# Prove a that a topological space is compact iff

Prove that the topological space $X$ is compact $\Leftrightarrow$ whenever {$C_j:j\in J$} is a collection of closed sets with $\bigcap_{j\in J}C_j = \varnothing$, there is a finite subcollection {$C_k:k\in K$} such that $\bigcap_{k\in K}C_k=\varnothing$.

My attempt:

First note that for the closed sets {$C_i:i\in I$} such that $\bigcap_{i\in I}C_i=\varnothing$, the complements {$X-C_i:i\in I$} are precisely the open covers of $X$, and for the open covers {$U_i:i\in I$} of $X$, the complements {$X-U_i:i\in I$} are precisely the closed sets that intersect to $\varnothing$. Now $X$ is compact $\Leftrightarrow$ for all open covers {$U_i:i\in I$} (that is, $\bigcup_{i\in I}U_i = X$, since each $U_i\subseteq X$) we have a finite subcover {$U_k:k\in K$} (that is, $\bigcup_{k\in K}U_k = X$) where $K$ is finite. This is true $\Leftrightarrow$ {$X-U_i:i\in I$} is a collection of closed set such that $\bigcap_{i\in I}(X-U_i)=\varnothing$ which implies $\exists$ a finite sub-collection {$X-U_k:k\in K$} such that $\bigcap_{k\in K}(X-U_k)=\varnothing$.

I think the basic idea is right, but something about how I'm phrasing it doesn't sound right to me. Does anyone have any suggestions/critiques?

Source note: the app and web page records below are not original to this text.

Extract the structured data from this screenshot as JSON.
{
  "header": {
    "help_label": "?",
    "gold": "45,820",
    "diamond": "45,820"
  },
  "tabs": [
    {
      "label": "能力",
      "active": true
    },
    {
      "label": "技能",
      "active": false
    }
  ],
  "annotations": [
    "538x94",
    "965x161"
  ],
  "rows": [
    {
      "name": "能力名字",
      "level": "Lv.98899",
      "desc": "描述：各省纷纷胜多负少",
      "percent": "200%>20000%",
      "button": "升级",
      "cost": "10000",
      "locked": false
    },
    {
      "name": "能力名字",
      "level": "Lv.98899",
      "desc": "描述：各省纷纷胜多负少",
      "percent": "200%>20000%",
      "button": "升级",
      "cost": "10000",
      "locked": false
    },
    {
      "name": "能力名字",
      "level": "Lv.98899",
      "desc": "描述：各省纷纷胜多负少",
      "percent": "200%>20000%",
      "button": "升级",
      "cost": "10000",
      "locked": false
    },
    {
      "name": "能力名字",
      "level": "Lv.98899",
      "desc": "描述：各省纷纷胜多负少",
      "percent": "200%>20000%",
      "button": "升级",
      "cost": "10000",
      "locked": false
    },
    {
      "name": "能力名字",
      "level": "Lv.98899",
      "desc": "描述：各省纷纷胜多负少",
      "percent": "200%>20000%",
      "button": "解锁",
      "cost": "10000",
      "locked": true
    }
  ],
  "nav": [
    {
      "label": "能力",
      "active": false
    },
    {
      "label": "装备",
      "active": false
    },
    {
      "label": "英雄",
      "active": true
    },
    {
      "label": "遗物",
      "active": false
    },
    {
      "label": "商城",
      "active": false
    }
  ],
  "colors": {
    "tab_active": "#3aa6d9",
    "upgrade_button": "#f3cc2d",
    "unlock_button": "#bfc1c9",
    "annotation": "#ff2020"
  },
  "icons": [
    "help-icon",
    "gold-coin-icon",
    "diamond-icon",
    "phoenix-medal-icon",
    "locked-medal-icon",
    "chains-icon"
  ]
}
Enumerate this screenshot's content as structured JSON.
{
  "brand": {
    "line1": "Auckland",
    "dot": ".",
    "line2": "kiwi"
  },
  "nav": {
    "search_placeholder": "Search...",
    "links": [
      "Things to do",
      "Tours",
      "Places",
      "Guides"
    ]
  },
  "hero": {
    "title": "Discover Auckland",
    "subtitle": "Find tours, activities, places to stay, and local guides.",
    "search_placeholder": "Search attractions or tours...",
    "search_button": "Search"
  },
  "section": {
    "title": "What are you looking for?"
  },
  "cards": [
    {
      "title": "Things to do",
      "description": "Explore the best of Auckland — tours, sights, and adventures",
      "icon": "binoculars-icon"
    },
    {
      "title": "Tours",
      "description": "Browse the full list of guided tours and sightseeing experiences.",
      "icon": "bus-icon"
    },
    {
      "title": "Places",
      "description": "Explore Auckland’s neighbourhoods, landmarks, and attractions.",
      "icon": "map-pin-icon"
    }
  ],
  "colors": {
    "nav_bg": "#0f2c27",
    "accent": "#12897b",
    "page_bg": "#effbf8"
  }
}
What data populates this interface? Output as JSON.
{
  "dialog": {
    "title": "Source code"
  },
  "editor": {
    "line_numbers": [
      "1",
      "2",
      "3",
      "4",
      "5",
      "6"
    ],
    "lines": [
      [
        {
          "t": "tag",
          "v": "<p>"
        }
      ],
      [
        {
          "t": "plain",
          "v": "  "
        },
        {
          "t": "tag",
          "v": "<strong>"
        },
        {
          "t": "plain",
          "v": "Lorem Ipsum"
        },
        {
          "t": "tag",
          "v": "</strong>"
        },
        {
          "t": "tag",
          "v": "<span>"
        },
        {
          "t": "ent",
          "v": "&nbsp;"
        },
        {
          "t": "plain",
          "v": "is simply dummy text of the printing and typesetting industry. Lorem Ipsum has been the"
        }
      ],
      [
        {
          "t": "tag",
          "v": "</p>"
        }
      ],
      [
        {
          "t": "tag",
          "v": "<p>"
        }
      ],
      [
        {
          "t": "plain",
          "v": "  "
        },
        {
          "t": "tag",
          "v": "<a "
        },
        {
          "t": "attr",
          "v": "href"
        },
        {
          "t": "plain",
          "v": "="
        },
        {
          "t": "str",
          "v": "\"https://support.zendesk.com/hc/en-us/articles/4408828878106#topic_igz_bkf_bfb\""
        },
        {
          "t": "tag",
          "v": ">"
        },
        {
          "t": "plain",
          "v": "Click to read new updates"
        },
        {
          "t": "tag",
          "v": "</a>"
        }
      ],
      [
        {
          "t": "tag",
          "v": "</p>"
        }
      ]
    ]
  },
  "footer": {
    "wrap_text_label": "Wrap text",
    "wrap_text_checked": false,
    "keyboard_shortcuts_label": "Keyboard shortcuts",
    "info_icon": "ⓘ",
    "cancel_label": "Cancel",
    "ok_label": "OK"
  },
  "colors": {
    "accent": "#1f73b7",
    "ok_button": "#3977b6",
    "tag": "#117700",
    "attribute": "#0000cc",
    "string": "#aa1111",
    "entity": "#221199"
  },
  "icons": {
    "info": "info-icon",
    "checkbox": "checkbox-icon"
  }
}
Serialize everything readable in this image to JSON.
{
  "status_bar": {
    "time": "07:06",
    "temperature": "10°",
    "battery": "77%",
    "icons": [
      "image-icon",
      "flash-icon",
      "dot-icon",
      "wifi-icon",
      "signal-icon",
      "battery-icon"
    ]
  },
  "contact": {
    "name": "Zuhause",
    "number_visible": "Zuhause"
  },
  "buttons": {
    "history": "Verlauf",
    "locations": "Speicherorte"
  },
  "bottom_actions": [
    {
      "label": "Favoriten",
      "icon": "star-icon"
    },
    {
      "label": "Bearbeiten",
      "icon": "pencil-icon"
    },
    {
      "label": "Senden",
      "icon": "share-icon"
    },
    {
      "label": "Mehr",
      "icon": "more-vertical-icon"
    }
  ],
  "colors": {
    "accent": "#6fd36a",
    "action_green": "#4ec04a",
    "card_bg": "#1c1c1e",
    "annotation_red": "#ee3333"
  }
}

Suppose $X$ is compact. Let $\{ C_j: j \in J \}$ be a collection of closed sets with empty intersection. Then define, for each $j \in J$, $U_j = X \setminus C_j$, which is open in $X$. Then $$\cup_{j \in J} U_j = \cup_{j \in J} (X \setminus C_j) = X \setminus \cap_{j \in J} C_j = X \setminus \emptyset = X$$
using De Morgan's law. So we have an open cover of $X$, and a finite subset $F \subset J$ exists such that $X = \cup_{j \in F} U_j$. But then, using that also $C_j = X \setminus U_j$: $$\cap_{j \in F} C_j = \cap_{j \in F} (X \setminus U_j) = X \setminus (\cup_{j \in F} U_j) = X \setminus X = \emptyset$$